Review: Devil’s Night Dawning by Damien Black

Published by: self-published
ISBN: 0995492808
ISBN 13: 9780995492806
Published: July 2016
Pages: 650
Format reviewed: mobi
Site: Author Site
Goodreads: Book Page
Stars: Three out of Five

Read for the SPFBO, this is the LAST book I dove into once we had our shortlist of ten. Freedom is on the horizon!

We meet Adelko and Horskam who hunt and exorcise monsters wherever they go. So, of course, they are the ones who must defeat a warlock who plans to unleash a great horror unto the world. The journey trope is evident from the cover, after all.

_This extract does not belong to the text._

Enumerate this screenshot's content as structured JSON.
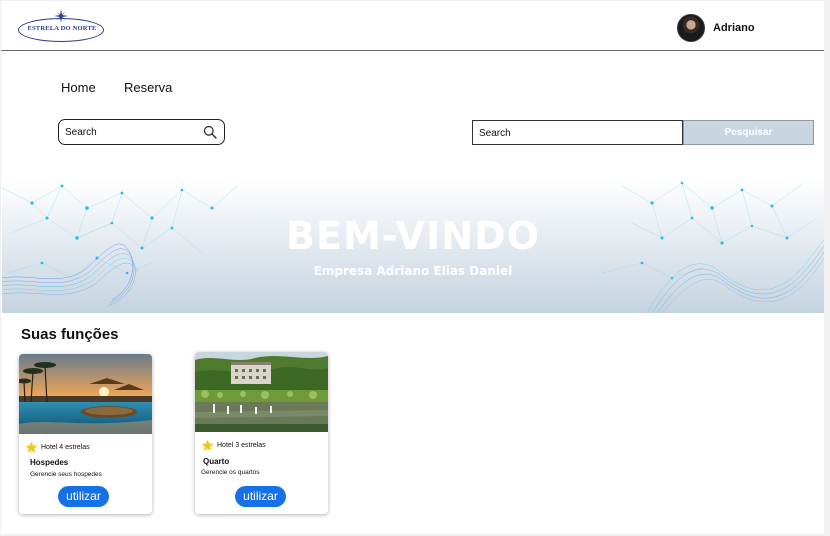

These are our two main characters and they dominate the majority of the book, which is good as the narrative didn’t really give reason to go elsewhere, and a shame as I didn’t connect with either of them. Adelko was a bit flat, partly because he’s a bit let down with his lot in life, however when you read about someone like that it’s entirely easy for the reader to feel the same. Braxus, however, was a lesser-used POV character and was quite excellent. A knight who is seeking aid for the war, his dialogue and interactions with people were really quite fun. Adhelina (one of the very few women in the book) was a bit forgetful, unfortunately.

Religion plays a big part here, and it certainly has a Game of Thrones or generic fantasy subsection feel. You have a priest, a novice, a knight, a princess, a squire – one wants to escape a marriage she’d rather not, one is bullied by his betters and chafes at the fact… Really quite generic. Which can be a reassuring read when done well, certainly. That’s what makes it s staple.

The plot isn’t one of the more dramatic parts to the book – the plot was sturdy enough but not quite memorable – the focus here is all on the worldbuilding, which is quite epic. The language used throughout was often good and there were few typos, and the flow was often good… however…

Overall, I think this book needs a little more editing. There were several issues of info-dumping and that seemed to be the primary method of informing the reader of the world-building, which is usually one of my favourite elements of reading fantasy. In this it was closer to being in a History of Magic class in Hogwarts with the ghost professor Binns up front… and we all know what happened in those classes.

Ultimately this book is far longer than it needs to be, and really could do with shaving at least 100 pages, if not 200 from them. Then it would be tight, engaging, and really quite a hard contender for the winner.